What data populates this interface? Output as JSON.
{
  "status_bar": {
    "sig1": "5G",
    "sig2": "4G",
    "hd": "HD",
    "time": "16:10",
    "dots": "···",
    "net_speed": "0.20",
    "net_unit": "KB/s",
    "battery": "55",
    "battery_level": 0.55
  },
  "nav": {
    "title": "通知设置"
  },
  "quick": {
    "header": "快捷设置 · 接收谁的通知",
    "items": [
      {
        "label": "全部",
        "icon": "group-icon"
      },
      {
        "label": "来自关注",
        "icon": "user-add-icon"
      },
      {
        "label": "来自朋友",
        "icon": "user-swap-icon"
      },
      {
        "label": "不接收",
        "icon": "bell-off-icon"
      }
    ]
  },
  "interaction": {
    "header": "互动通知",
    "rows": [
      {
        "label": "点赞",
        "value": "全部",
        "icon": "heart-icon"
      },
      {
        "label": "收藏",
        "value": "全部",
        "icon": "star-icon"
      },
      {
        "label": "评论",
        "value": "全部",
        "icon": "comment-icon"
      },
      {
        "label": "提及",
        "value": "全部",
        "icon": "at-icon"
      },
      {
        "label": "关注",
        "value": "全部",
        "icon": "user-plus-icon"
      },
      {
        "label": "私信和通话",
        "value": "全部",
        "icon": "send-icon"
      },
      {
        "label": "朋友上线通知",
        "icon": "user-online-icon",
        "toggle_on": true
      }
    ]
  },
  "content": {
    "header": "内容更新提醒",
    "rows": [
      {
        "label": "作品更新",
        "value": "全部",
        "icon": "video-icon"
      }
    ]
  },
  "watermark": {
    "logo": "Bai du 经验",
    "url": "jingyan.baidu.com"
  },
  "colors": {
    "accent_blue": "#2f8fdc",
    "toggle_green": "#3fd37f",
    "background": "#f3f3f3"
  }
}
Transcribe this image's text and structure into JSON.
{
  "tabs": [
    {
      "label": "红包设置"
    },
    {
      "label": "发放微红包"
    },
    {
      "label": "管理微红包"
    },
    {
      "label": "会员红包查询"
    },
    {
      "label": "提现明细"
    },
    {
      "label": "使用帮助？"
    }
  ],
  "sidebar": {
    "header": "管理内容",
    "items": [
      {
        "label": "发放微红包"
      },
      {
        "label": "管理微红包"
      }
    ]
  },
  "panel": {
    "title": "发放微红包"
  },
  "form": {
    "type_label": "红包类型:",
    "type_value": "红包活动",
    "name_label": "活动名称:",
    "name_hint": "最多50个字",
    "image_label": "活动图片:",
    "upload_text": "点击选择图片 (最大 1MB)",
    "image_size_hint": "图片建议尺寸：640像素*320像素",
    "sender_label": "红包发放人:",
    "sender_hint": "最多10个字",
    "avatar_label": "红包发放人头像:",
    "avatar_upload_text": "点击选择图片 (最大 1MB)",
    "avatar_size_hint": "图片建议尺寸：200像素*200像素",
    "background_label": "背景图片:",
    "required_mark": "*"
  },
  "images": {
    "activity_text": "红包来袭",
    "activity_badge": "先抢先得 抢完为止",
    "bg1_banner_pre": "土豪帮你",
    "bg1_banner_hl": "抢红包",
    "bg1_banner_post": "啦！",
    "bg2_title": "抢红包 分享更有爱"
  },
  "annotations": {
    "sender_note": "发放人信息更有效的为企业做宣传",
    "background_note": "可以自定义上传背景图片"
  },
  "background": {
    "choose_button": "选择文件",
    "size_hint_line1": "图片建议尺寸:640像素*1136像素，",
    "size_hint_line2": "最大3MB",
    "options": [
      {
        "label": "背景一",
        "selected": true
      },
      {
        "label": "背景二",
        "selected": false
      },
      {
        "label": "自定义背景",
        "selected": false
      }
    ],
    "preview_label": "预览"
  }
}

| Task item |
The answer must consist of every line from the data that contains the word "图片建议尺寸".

| Solution for this problem |
    "image_size_hint": "图片建议尺寸：640像素*320像素",
    "avatar_size_hint": "图片建议尺寸：200像素*200像素",
    "size_hint_line1": "图片建议尺寸:640像素*1136像素，",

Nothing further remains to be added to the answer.